In chess, you don’t have to resign in zugzwang. You can always sacrifice. A sacrifice in chess is when you intentionally give up some material to your opponent. There are two kinds of sacrifices: a straight sacrifice and a sham sacrifice.
A sham sacrifice is basically a kind of hustle. Your opponent gives up material to you, but it’s a trap. If you get greedy and take the piece, you lose. People often make a lot of fuss over games that involve sham sacrifices (like Bobby Fischer’s “Game of the Century”), but there is nothing dramatic about a sham sacrifice. Once you take the bait, all uncertainty about the game disappears.
The other type of sacrifice, a straight sacrifice, is when you accept a disadvantage in order to break the current position. The only way out of zugzwang is to create a new position where you (and your opponent) have a different set of options, even if it means you play from less strength. Strength, after all, is relative to the choices available to you. It is a risk, but when your other option is resignation it hardly seems like one.
A few days ago the philosopher Slavoj Zizek showed up at Zuccotti Park and addressed the protesters. In his thick Slovenian accent he spoke about the grave importance of the protest, beyond just being some vague symbol of populist anger. He said, “I don’t want you to remember these days as ‘oh, we were young and it was beautiful.’ Remember that our basic message is: ‘We are allowed to think about alternatives.’ A taboo is broken, we do not live in the best possible world.” We are allowed, according to Zizek, to not only imagine a better world. We are allowed to expect it, to demand it. Only then would it be possible. Dare to struggle, dare to win.
- - -
I could sacrifice my rook. It wouldn’t be a sham, it wasn’t a trick. It meant I’d be down in material. But if I played well it meant I could probably force a draw. It really all depended on what James would do. I look up at him.
“You want to just call it a draw?”
James looks around. A smile slowly grows across his face. I look around, too, and I’m taken aback. It’s nearly 6:30 and the park is filled with people, maybe five thousand or more. I’ve never seen the park this full before. They are packed in tightly all around us, across the street on the surrounding sidewalks, everywhere you look. I’m shocked that we didn’t notice the park filling up all around us. In the middle of the park a woman is addressing the crowd, reading something off of her phone. Her words reverberate as the crowd repeats after her line-by-line in waves. It’s hard to understand what they are saying, but it soon becomes clear she is announcing that the cops have decided to retreat. The city was backing down from their threat to clear the park. Thousands of people roar with excitement, quiet hours be damned.
I’m not sure why it was so important to keep the park occupied. I just know that when I heard the cops were coming to shut it down, I wasn’t ready for it to end yet. Evidently neither were the rest of these people, here cheering at sunrise like the Yankees just won the pennant. Me and James and the rest of these folks, we couldn’t know for sure, of course, but we figure that this right here is what power feels like. This is what it must feel like to win.
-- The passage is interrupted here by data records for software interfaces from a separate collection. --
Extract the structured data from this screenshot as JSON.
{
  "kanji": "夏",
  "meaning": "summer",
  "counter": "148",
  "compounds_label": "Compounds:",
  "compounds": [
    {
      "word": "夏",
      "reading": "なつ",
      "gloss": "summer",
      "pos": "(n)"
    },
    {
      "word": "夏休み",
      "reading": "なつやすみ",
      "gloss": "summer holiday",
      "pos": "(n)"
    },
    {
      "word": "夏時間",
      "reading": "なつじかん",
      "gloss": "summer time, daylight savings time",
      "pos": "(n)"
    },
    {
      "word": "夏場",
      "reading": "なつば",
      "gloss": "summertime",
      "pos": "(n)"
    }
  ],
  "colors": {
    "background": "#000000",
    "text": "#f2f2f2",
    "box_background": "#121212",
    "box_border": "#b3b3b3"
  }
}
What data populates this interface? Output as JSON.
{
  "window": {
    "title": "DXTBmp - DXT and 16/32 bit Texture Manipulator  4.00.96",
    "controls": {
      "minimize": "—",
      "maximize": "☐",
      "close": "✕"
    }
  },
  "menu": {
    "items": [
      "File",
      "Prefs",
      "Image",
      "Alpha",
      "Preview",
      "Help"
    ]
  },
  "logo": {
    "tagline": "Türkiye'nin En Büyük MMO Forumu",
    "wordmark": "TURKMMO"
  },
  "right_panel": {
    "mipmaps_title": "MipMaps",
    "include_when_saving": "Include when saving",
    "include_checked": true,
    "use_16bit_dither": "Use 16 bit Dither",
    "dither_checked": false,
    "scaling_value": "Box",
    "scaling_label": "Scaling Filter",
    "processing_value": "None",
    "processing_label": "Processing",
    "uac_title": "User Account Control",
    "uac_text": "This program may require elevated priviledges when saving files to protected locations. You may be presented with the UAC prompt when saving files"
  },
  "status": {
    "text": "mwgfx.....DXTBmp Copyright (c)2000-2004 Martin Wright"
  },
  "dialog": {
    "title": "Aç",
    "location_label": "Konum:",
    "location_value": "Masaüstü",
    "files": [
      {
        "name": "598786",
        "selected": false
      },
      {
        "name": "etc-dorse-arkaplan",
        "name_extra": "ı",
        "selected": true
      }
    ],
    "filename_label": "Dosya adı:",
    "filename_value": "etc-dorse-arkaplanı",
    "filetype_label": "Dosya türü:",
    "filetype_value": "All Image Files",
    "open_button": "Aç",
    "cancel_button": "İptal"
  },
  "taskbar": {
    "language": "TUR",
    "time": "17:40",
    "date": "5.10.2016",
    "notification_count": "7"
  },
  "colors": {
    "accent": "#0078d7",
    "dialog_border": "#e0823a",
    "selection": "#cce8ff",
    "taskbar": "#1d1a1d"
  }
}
James smiles ear-to-ear. He texts his wife the news. I do the same. He looks up at me, still grinning.
“Still want a draw?”
I look back at the board. I don’t see any better outcome for me. If we play on and James plays perfectly I’ll be lucky to get a draw. The more likely outcome is that I’ll lose. I shrug, then reach over and move the rook, hanging it.